Really appreciate all you guys do. Let me know if you wanna come to Japan and open a gym. I need an exit strategy from this rice farming gig…
PS: In Japanese, the word for testicles is the compound kanji 金玉, which reads “keen-tama,” or GOLDEN-BALLS. I just thought you should know that.
3. Can Paleo diet shrink fibroids?
Hi Robb and Greg,
My boyfriend recently decided to start eating Paleo. Even though I was a vegan, in the interests of keeping mealtimes simple I am giving it a go as well. I’m still not eating meat, although I have added in eggs and fish. As much as I hate to admit it, I’m feeling terrific and have lost ten pounds. I’m not strictly following the rules – I’m still eating tempeh and occasionally tofu. I have gotten rid of all grains, but hope eventually I can add back in quinoa or amaranth.
I’m scheduled to have a fibroid embolization at the end of the year. I’m wondering if you think it’s possible that a paleo approach could shrink the fibroids. They are quite painful, but I would be willing to hold off on the procedure if it was a possibility. I’m guessing I would have to follow the autoimmune protocol.
Here’s some background. 47 years old, endometriosis, hypothyroid, Raynaud’s, rosacea and, of course, the fibroids. In the past I have struggled with anxiety, although it is much improved since the change in diet. 5’8″, 150 pounds. i’m taking primrose oil, omega 3 and vitamin D supplements.
I would appreciate hearing your thoughts.
Many thanks for all you do – I love the podcast 🙂
4. One Kidney and Protein levels
My boss works out, is a slave to chronic cardio and a personal trainer, however she hasn’t been losing any weight.

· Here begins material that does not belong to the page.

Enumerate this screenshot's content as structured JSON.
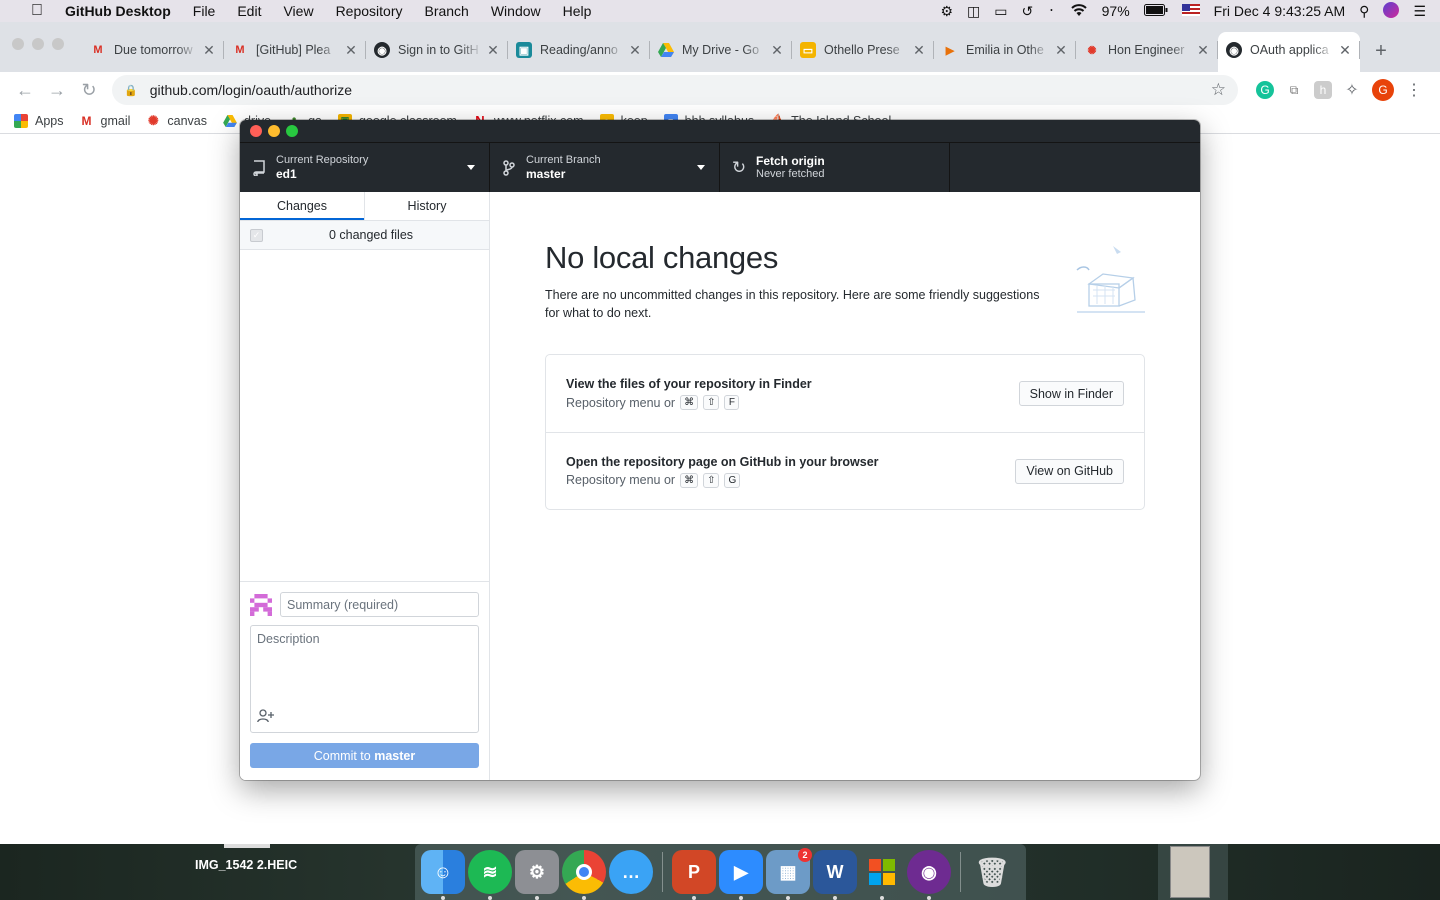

I tell her that she needs to give paleo a try and she refuses, stating that she needs to eat carbs because she can’t eat a lot of protein as she only has one good kidney. I think that is a bullshit answer attributed to years of bad advice from conventional wisdom. Is there any truth to this and if so where can find literature to support the fact she’s been misinformed and I can get her on the right path?
On a side note, I’ve been able to give up tobacco, but not ice cream, wtf?
5. Protein intake,Protein/CH ratio and testosterone
Thanks for the great podcast! I would be interested if you have some some thoughts concerning the fact that many studies have found correlation between high protein intake and low/lower testosterone and the ratio of higher protein/lower carb intake and low testosterone.
Diet-hormone interactions: protein/carbohydrate ratio alters reciprocally the plasma levels of testosterone and cortisol and their respective binding globulins in man.
Testosterone and cortisol in relationship to dietary nutrients and resistance exercise.
Thanks in advance!
6. Assessing an athlete’s physical state with Heart-Rate Variability
Robb and Greg,
The knowledge and insights you both drop on this podcast and your respective websites is greatly appreciate. Please keep it coming.
I’ll keep this brief. Lately, I’ve been coming across the concept of measuring heart-rate variability in order to assess sympathetic vs. parasympathetic dominance and therefore an athlete’s readiness to train/compete. Now that the technology is relatively affordable, it appears to be a legitimate way to keep an eye on one’s stress levels and therefore more effectively prescribe training loads.
Have either of you come across this and looked into it much? Any thoughts on the technology and how you may go about implementing this in the training of an athlete? I do tend to geek out on this stuff.
Thanks in advance,